PROBLEM STATEMENT: Pull each line holding "content" out of the entries below.

GIVEN ENTRIES:
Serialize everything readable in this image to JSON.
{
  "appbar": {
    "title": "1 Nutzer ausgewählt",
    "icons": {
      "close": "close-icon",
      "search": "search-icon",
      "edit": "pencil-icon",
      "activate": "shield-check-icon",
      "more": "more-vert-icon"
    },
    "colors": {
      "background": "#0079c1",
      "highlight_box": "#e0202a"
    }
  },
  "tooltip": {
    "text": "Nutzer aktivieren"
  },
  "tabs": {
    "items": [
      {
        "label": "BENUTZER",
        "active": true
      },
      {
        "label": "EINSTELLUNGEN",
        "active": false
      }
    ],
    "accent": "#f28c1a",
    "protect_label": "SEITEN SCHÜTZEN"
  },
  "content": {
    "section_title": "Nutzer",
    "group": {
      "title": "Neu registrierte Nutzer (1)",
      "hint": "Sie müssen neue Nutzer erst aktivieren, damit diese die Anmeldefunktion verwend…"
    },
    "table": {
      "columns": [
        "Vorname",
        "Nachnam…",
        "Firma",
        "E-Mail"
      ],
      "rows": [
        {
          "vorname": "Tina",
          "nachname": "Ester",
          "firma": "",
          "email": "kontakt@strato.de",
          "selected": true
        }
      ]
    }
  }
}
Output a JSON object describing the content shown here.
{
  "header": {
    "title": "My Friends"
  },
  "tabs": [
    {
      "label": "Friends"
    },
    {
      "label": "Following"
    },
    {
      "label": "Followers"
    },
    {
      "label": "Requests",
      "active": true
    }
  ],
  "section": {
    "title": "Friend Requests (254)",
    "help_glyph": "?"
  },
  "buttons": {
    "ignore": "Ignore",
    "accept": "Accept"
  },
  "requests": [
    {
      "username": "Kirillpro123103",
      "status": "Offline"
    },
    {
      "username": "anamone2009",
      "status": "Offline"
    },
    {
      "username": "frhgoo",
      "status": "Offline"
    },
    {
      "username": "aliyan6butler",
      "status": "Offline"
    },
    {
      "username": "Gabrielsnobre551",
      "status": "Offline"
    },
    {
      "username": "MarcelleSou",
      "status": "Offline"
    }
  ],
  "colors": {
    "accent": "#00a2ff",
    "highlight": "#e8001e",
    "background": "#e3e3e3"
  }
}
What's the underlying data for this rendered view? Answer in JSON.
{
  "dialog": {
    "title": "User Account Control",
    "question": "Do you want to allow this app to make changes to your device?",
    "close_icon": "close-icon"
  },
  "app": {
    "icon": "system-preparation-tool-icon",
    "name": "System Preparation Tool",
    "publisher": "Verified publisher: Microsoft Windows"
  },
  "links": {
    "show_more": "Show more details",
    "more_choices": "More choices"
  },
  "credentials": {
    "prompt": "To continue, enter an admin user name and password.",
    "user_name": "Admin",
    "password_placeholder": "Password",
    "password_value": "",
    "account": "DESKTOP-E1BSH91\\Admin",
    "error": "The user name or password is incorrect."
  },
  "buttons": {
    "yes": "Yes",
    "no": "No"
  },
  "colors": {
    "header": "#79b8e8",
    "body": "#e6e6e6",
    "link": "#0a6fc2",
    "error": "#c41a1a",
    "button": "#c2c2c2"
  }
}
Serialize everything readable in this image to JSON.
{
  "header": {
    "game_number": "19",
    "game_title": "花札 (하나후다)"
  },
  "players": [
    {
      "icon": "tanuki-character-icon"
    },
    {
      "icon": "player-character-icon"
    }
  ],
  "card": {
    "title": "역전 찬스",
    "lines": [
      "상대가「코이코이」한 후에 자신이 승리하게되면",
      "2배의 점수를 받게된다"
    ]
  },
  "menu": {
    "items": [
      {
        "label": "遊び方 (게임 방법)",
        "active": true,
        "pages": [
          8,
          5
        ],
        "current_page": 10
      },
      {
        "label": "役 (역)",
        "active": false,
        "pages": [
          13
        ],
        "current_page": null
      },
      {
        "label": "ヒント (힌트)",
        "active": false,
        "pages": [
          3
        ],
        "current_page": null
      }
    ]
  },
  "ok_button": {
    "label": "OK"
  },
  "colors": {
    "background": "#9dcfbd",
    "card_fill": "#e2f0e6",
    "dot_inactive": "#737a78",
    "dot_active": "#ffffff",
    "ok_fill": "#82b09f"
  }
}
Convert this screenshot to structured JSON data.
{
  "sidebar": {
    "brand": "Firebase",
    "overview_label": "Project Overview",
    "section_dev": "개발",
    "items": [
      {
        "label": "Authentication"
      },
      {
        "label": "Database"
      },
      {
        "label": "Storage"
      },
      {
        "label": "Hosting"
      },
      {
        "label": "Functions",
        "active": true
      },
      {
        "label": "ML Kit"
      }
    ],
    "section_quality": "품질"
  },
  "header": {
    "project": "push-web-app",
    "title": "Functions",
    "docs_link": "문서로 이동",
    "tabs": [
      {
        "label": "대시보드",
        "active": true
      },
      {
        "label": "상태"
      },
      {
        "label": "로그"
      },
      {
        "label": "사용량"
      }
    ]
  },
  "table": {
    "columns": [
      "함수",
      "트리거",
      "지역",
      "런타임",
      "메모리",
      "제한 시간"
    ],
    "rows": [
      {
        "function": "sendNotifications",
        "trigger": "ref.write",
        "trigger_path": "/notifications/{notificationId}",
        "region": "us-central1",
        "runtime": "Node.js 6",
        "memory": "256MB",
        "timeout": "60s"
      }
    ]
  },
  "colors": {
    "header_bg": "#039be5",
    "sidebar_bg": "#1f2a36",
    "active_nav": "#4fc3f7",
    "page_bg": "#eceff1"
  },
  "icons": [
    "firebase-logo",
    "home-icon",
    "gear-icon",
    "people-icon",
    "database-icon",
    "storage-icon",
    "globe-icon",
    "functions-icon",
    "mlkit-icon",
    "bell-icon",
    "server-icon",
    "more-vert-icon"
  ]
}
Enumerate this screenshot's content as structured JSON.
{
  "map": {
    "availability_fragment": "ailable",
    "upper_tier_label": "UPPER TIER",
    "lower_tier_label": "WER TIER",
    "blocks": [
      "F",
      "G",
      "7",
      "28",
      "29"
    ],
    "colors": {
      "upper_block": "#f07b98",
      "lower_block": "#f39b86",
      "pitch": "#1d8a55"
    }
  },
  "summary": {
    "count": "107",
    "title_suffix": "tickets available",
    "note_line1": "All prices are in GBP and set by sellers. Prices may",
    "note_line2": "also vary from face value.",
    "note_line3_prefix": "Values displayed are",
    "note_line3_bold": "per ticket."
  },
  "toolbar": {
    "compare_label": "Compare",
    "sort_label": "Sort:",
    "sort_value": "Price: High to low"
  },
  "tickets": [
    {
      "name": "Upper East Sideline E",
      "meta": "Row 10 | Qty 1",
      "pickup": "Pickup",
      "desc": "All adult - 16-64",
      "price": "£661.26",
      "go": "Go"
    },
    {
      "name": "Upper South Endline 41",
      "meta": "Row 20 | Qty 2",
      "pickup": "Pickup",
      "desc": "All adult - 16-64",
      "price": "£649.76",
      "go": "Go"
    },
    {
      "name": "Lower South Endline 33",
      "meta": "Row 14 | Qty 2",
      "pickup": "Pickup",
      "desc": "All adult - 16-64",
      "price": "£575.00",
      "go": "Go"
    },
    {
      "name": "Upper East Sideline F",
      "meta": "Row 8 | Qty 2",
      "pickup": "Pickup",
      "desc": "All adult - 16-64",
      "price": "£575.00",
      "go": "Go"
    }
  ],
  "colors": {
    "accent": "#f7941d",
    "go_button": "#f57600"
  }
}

THE COMPLETED TASK:
  "content": {
Output a JSON object describing the content shown here.
Enumerate this screenshot's content as structured JSON.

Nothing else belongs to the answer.